Forgotten New York: The Grand Central/Roosevelt Hotel Tunnel
Even as amazing and extensive as the past lives of New York City have proven to be, it is somewhat hard to imagine that there could still be mysterious sites left for public history buffs as well as tourists and curious columnists to explore within the well-traversed confines of Manhattan.
According to Gothamist's Jan Carlson, when the right people are asked, as she and Gothamist photographer Sai Mokhtari recently did, even some of the city's best kept secrets are still able to be uncovered. The current case in point is a long-abandoned underground tunnel that once joined The Grand Central Terminal, located on the corners of 42nd Street and Park Avenue, to the Roosevelt Hotel, housed at the intersection of Madison and 45th..
Grand Central Terminal, historically known as Grand Central Depot when it first opened in 1871 until the original facility was torn down and replaced by the current building in 1913, has long been the hub of subway transportation within the city. Its forty-four platforms likewise connect a large number of commuters via rail travel from the city's outlying communities to Manhattan on a daily basis.
The Roosevelt Hotel, initially opened in 1924 and named for Theodore, the first President Roosevelt, contains more than one thousand hotel rooms including over fifty suites, and was the first to utilize store fronts in its sidewalk connections.
While not highly publicized, the subterranean tunnel connecting the two sites is not exactly a secret to those most intimately familiar with both premises. Carlson advises that when she first attempted to locate the secret passage, she and Mokhtari were directed to a gated and locked stairwell below the main lobby by a hotel guide. She was further advised by a Metropolitan Transportation Authority spokesperson that the temporarily inaccessible stairway led only to the hotel basement, and could not confirm the existence of the tunnel.
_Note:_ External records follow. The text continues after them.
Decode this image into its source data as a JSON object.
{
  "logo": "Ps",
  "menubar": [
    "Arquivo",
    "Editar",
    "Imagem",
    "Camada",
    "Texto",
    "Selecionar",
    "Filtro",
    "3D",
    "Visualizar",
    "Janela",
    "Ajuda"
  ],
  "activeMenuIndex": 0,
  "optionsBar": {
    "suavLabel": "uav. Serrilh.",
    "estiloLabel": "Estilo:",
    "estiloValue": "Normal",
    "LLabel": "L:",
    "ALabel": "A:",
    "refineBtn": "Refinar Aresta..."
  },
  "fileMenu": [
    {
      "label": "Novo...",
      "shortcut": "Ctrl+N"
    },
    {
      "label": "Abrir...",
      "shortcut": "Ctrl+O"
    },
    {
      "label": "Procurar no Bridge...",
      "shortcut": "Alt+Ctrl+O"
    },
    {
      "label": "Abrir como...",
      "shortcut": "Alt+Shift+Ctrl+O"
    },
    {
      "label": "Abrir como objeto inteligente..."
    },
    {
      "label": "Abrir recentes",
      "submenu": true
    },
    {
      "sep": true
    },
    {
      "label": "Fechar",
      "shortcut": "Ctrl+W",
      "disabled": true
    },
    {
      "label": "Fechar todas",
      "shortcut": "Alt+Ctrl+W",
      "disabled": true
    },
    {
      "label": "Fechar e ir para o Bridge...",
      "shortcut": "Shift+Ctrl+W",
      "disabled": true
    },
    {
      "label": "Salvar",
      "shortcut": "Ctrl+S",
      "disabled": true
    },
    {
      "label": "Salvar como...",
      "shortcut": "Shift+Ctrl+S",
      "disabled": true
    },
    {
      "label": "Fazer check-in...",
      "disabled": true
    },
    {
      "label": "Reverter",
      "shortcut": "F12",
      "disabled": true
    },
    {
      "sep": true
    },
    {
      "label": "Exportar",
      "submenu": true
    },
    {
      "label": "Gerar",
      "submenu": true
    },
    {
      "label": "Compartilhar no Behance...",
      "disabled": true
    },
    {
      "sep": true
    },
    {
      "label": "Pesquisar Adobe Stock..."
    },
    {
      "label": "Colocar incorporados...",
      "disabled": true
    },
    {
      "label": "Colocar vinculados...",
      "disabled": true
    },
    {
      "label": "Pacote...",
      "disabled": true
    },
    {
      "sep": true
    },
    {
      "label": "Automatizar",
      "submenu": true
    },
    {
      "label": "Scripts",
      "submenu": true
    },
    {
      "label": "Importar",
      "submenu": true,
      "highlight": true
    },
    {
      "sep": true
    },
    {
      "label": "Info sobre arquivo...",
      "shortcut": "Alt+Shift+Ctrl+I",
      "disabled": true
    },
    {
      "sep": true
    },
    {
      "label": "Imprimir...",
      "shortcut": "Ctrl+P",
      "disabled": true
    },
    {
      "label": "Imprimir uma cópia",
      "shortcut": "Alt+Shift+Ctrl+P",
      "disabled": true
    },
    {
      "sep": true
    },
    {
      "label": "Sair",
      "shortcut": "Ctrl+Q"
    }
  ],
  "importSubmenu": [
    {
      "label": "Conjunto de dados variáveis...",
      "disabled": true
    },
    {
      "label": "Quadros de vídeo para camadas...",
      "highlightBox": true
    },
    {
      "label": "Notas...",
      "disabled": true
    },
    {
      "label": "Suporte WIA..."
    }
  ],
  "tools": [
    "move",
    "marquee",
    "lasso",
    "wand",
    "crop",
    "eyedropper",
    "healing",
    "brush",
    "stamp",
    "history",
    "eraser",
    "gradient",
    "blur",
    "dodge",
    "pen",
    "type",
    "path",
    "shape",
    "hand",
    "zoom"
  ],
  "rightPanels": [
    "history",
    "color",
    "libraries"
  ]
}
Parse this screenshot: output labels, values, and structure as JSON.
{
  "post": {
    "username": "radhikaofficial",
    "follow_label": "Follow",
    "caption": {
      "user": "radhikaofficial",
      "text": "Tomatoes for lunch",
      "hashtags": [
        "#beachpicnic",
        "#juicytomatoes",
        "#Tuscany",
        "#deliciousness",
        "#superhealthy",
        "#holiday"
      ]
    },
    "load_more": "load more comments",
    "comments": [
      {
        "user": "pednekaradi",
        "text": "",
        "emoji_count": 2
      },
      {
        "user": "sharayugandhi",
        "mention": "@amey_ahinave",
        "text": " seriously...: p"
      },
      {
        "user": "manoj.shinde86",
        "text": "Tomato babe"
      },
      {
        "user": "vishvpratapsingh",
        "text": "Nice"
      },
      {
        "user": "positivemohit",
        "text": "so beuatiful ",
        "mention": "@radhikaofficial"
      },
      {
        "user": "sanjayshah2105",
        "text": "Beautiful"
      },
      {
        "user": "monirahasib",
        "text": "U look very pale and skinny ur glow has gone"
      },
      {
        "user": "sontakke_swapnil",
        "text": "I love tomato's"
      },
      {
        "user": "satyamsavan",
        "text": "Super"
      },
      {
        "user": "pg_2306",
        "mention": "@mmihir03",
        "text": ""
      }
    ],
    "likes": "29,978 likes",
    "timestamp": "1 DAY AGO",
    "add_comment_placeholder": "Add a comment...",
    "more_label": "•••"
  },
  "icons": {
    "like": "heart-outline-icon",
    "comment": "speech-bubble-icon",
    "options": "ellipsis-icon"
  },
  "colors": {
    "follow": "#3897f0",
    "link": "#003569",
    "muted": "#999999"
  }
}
secret tunnel that once connected Grand Central Terminal to the Roosevelt Hotel. Although the actual tunnel entrances to both buildings have been under lock and key for several years, reportedly due to a large number of homeless persons sleeping in the passage, Mokhtari was able to capture on film what remains of the tunnel rest rooms, as well as a storage place for abandoned luggage and old baggage carriers.
The obsolete tunnel is definitely an exemplar of a less-publicized and by-gone era in New York, when city residents as well as tourists could walk underground from one destination to another without having to deal with the daily hustle and bustle on the sidewalks above. What remains to be seen is how many more secret passageways still remain within the subterranean depths of this largest and obviously most intriguing American city.
Jonah Engler is a financial expert who loves history and technology.